Sniffing Out Disease: Dogs Trained for Wildlife Disease Surveillance

Odin is a Labrador retriever/border collie mix. By watching his wagging tail and alert expression, Colorado State University researcher Dr. Glen Golden can sense he is eager to begin his training.

Odin is one of five dogs recently adopted from shelters and animal rescue centers to become detector dogs for wildlife disease surveillance. The dogs are housed and trained at the USDA-APHIS National Wildlife Research Center (NWRC) in Fort Collins, Colorado. They are part of a collaborative 12-month program to evaluate the effectiveness of training and using dogs to detect and identify waterfowl feces or carcasses infected with avian influenza (AI). If successful, this collaboration may be extended an additional 12 months.

Regionalization Plays a Key Role in Facilitating U.S. Agricultural Trade

It’s World Trade Month and a good time to consider a few of the ways that USDA helps advance trade. USDA’s Animal and Plant Health Inspection Service (APHIS) plays a vital role in the free flow of agricultural trade by keeping U.S. agriculture free from pests and diseases and certifying that millions of U.S. agricultural and food products shipped to markets abroad meet the importing countries' entry requirements. Likewise, APHIS works to ensure all imported agricultural products shipped to the United States meet our requirements to prevent pests and diseases from harming U.S. agriculture. Last year the United States exported over $138 billion of agricultural products and imported over $120 billion.

Neither Rain nor Sleet nor Snow Stops Wildlife Disease Biologists from Collecting Samples

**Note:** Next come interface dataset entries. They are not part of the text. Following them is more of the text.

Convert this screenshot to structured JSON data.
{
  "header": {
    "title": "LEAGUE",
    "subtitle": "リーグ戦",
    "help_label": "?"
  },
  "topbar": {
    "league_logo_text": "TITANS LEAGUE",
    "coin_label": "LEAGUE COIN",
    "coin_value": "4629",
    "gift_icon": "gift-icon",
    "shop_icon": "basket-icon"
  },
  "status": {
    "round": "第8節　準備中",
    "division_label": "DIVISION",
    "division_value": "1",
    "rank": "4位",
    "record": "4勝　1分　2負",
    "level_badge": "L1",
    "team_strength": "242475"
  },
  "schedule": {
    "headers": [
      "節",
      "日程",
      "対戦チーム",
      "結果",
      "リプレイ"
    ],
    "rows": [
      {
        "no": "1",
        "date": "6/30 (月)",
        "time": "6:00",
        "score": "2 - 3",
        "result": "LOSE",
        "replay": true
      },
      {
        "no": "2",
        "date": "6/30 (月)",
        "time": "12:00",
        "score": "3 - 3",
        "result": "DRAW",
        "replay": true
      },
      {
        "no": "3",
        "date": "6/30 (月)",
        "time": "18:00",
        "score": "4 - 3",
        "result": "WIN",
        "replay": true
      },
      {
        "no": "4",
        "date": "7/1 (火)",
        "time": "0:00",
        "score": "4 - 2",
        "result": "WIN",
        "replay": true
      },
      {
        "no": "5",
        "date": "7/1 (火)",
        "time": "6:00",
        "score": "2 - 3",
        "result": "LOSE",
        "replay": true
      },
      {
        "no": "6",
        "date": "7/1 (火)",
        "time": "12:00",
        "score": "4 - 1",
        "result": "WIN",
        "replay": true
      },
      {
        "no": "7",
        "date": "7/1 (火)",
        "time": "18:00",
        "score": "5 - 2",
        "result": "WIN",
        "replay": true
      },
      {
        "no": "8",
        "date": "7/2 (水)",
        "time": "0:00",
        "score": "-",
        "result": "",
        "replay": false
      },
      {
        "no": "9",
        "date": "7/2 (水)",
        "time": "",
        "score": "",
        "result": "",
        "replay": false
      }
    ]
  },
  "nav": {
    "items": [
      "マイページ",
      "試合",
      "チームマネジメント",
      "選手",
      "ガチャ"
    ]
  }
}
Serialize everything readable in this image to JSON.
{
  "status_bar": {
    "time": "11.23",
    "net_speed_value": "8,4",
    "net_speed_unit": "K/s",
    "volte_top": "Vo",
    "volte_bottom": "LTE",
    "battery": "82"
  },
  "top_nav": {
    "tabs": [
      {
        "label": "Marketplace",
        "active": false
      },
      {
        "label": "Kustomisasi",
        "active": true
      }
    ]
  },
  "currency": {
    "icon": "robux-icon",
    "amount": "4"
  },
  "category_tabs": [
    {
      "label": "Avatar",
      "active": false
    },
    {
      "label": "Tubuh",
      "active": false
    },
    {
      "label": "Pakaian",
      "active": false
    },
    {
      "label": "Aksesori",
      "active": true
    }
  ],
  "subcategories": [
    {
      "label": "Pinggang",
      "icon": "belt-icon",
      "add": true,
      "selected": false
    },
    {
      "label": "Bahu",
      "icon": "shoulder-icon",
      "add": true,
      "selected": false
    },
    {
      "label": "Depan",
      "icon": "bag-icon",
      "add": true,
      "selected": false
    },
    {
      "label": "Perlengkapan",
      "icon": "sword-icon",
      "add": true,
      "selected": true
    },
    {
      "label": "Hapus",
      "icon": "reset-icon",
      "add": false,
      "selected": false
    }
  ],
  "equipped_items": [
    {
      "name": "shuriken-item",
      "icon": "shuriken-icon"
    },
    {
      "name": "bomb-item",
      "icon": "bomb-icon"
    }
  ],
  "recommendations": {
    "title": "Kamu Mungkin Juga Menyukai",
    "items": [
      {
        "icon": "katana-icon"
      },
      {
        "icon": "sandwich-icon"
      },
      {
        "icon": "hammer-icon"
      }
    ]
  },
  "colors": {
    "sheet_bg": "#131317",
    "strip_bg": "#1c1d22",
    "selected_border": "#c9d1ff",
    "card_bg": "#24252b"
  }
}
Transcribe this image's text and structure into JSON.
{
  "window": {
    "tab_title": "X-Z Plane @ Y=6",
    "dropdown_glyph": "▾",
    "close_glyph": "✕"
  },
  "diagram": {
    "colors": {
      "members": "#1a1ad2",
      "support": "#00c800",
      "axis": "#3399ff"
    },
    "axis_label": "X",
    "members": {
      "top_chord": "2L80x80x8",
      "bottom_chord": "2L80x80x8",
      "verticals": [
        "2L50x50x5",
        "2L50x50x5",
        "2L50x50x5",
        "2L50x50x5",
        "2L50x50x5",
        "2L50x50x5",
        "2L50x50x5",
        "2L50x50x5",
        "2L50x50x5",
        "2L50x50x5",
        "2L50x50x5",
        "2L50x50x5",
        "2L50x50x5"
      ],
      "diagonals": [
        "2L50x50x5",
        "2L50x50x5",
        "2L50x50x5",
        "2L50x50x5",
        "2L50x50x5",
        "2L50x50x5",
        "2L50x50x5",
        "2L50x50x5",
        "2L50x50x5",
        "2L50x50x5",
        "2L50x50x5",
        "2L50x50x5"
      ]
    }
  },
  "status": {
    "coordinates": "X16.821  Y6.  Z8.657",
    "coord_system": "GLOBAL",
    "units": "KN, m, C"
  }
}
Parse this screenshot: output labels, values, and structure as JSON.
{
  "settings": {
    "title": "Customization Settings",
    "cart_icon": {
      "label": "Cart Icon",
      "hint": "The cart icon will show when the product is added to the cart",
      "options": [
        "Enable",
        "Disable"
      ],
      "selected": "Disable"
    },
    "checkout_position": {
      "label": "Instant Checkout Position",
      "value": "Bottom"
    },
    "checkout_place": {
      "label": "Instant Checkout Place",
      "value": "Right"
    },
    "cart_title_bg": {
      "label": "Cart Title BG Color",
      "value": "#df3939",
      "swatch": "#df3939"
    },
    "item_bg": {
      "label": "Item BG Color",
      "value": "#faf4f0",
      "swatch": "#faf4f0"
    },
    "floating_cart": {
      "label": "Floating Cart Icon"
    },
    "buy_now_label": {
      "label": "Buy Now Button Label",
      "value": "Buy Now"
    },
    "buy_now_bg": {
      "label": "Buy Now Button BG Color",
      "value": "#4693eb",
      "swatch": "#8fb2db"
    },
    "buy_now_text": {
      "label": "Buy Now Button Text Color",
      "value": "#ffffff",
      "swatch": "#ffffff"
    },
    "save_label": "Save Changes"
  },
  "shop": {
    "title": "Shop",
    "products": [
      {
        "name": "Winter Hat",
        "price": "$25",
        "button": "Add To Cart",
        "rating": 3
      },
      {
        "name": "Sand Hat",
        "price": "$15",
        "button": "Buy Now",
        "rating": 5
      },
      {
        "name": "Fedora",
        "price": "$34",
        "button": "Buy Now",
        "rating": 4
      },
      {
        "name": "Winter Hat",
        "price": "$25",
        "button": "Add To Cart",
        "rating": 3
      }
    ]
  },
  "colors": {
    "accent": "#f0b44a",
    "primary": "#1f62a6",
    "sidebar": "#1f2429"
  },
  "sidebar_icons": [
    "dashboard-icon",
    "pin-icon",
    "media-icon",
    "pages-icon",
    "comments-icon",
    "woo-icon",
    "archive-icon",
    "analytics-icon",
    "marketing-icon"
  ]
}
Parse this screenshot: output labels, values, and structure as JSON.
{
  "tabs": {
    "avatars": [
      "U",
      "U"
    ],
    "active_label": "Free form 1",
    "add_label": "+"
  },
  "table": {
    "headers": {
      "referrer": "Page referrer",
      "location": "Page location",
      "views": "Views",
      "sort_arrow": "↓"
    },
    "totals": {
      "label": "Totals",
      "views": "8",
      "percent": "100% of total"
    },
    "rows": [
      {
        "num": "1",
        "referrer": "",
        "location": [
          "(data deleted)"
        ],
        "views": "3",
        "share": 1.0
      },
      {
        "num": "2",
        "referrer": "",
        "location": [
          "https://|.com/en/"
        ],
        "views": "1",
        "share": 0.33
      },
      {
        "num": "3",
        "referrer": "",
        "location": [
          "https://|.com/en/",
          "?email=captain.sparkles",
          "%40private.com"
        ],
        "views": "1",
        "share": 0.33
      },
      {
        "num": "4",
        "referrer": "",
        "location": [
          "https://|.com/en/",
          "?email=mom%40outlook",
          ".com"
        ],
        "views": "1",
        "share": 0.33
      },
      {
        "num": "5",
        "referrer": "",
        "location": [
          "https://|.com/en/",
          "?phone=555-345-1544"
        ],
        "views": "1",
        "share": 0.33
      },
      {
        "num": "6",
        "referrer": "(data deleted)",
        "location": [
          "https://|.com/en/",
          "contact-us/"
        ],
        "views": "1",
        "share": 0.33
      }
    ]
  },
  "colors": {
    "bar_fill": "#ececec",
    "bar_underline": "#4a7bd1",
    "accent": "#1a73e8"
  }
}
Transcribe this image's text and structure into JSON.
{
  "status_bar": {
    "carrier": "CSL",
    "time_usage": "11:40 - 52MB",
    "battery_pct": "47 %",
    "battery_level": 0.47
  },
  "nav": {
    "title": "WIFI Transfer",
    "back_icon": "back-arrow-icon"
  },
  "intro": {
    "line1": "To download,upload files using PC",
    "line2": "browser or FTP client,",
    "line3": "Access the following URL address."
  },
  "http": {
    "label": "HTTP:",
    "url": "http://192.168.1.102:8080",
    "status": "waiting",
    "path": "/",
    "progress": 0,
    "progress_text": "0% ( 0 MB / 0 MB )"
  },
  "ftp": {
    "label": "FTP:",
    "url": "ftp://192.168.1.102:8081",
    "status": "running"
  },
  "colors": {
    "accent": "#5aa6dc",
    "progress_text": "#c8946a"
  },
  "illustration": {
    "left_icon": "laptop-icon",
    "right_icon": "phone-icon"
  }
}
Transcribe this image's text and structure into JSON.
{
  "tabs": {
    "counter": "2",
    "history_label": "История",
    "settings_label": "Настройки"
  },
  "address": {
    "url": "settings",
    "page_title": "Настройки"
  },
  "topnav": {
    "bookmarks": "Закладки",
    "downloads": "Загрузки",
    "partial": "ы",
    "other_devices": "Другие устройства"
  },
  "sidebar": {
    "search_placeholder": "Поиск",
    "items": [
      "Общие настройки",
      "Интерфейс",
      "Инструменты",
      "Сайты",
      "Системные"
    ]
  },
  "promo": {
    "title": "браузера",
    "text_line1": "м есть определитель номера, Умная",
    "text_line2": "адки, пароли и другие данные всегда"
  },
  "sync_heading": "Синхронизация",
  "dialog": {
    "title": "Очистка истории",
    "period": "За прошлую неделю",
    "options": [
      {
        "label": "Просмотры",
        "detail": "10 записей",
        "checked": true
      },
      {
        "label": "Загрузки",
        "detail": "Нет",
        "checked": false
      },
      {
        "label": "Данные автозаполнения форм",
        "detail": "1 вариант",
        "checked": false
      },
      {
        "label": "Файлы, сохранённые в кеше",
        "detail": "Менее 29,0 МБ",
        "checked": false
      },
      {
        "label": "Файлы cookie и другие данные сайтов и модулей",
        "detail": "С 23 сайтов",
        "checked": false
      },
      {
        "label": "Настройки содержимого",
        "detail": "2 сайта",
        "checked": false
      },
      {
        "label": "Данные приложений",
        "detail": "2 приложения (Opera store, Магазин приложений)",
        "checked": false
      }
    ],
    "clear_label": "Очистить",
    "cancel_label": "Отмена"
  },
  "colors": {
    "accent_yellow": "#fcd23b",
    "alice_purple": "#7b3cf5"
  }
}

On a cold and blustery day, APHIS wildlife disease biologist Jared Hedelius sits in his truck by the Bighorn River in Montana and waits. Although the temperatures outside are well below freezing, the mallards on the river are busy searching for food, oblivious to Jared’s swim-in live trap just a few feet from the shoreline. Soon, enough ducks have entered the trap and Jared leaves his warm truck and heads to the water. He sets up his equipment and begins collecting samples.